**What to do**
Only the pictures are dropped. Restate each line below word for word.

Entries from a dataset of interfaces
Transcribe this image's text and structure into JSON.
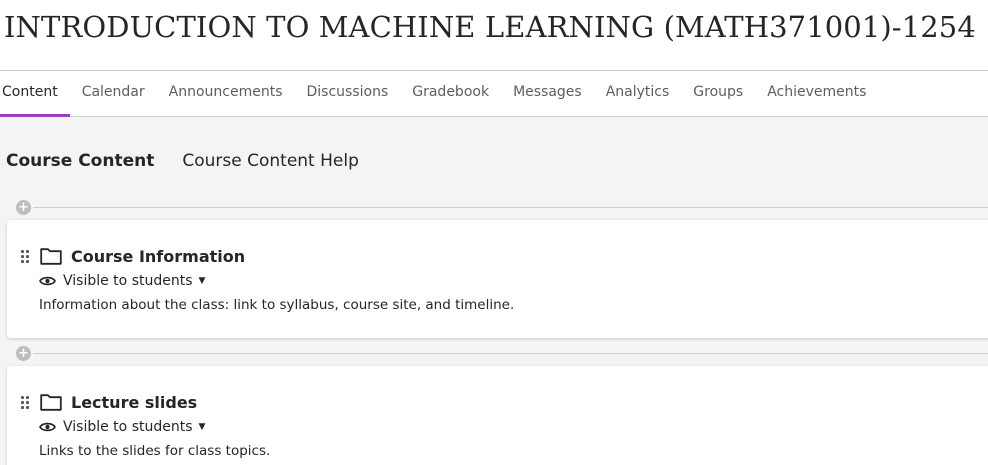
{
  "course": {
    "title": "INTRODUCTION TO MACHINE LEARNING (MATH371001)-1254"
  },
  "tabs": [
    {
      "label": "Content",
      "active": true
    },
    {
      "label": "Calendar"
    },
    {
      "label": "Announcements"
    },
    {
      "label": "Discussions"
    },
    {
      "label": "Gradebook"
    },
    {
      "label": "Messages"
    },
    {
      "label": "Analytics"
    },
    {
      "label": "Groups"
    },
    {
      "label": "Achievements"
    }
  ],
  "subnav": {
    "course_content": "Course Content",
    "help": "Course Content Help"
  },
  "items": [
    {
      "title": "Course Information",
      "visibility": "Visible to students",
      "description": "Information about the class: link to syllabus, course site, and timeline."
    },
    {
      "title": "Lecture slides",
      "visibility": "Visible to students",
      "description": "Links to the slides for class topics."
    }
  ],
  "icons": {
    "add": "plus-icon",
    "drag": "drag-handle-icon",
    "folder": "folder-icon",
    "visibility": "eye-icon",
    "dropdown": "caret-down-icon"
  },
  "colors": {
    "accent": "#9c3dc4",
    "background": "#f4f4f4",
    "card": "#ffffff",
    "text": "#262626"
  }
}
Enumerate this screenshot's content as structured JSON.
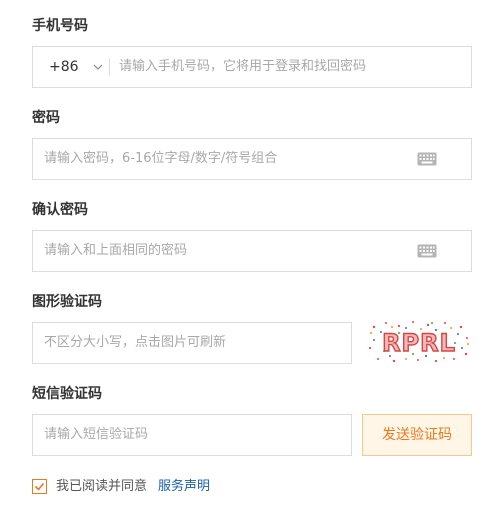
{
  "phone": {
    "label": "手机号码",
    "country_code": "+86",
    "placeholder": "请输入手机号码，它将用于登录和找回密码"
  },
  "password": {
    "label": "密码",
    "placeholder": "请输入密码，6-16位字母/数字/符号组合"
  },
  "confirm_password": {
    "label": "确认密码",
    "placeholder": "请输入和上面相同的密码"
  },
  "image_captcha": {
    "label": "图形验证码",
    "placeholder": "不区分大小写，点击图片可刷新",
    "captcha_text": "RPRL"
  },
  "sms_code": {
    "label": "短信验证码",
    "placeholder": "请输入短信验证码",
    "send_button": "发送验证码"
  },
  "agreement": {
    "checked": true,
    "text": "我已阅读并同意",
    "link": "服务声明"
  },
  "colors": {
    "accent": "#e97b1e",
    "link": "#1b5fa8",
    "border": "#dcdcdc",
    "placeholder": "#a8a8a8"
  }
}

**Answer section**
Transcribe this image's text and structure into JSON.
{
  "course": {
    "title": "INTRODUCTION TO MACHINE LEARNING (MATH371001)-1254"
  },
  "tabs": [
    {
      "label": "Content",
      "active": true
    },
    {
      "label": "Calendar"
    },
    {
      "label": "Announcements"
    },
    {
      "label": "Discussions"
    },
    {
      "label": "Gradebook"
    },
    {
      "label": "Messages"
    },
    {
      "label": "Analytics"
    },
    {
      "label": "Groups"
    },
    {
      "label": "Achievements"
    }
  ],
  "subnav": {
    "course_content": "Course Content",
    "help": "Course Content Help"
  },
  "items": [
    {
      "title": "Course Information",
      "visibility": "Visible to students",
      "description": "Information about the class: link to syllabus, course site, and timeline."
    },
    {
      "title": "Lecture slides",
      "visibility": "Visible to students",
      "description": "Links to the slides for class topics."
    }
  ],
  "icons": {
    "add": "plus-icon",
    "drag": "drag-handle-icon",
    "folder": "folder-icon",
    "visibility": "eye-icon",
    "dropdown": "caret-down-icon"
  },
  "colors": {
    "accent": "#9c3dc4",
    "background": "#f4f4f4",
    "card": "#ffffff",
    "text": "#262626"
  }
}
Enumerate this screenshot's content as structured JSON.
{
  "phone": {
    "label": "手机号码",
    "country_code": "+86",
    "placeholder": "请输入手机号码，它将用于登录和找回密码"
  },
  "password": {
    "label": "密码",
    "placeholder": "请输入密码，6-16位字母/数字/符号组合"
  },
  "confirm_password": {
    "label": "确认密码",
    "placeholder": "请输入和上面相同的密码"
  },
  "image_captcha": {
    "label": "图形验证码",
    "placeholder": "不区分大小写，点击图片可刷新",
    "captcha_text": "RPRL"
  },
  "sms_code": {
    "label": "短信验证码",
    "placeholder": "请输入短信验证码",
    "send_button": "发送验证码"
  },
  "agreement": {
    "checked": true,
    "text": "我已阅读并同意",
    "link": "服务声明"
  },
  "colors": {
    "accent": "#e97b1e",
    "link": "#1b5fa8",
    "border": "#dcdcdc",
    "placeholder": "#a8a8a8"
  }
}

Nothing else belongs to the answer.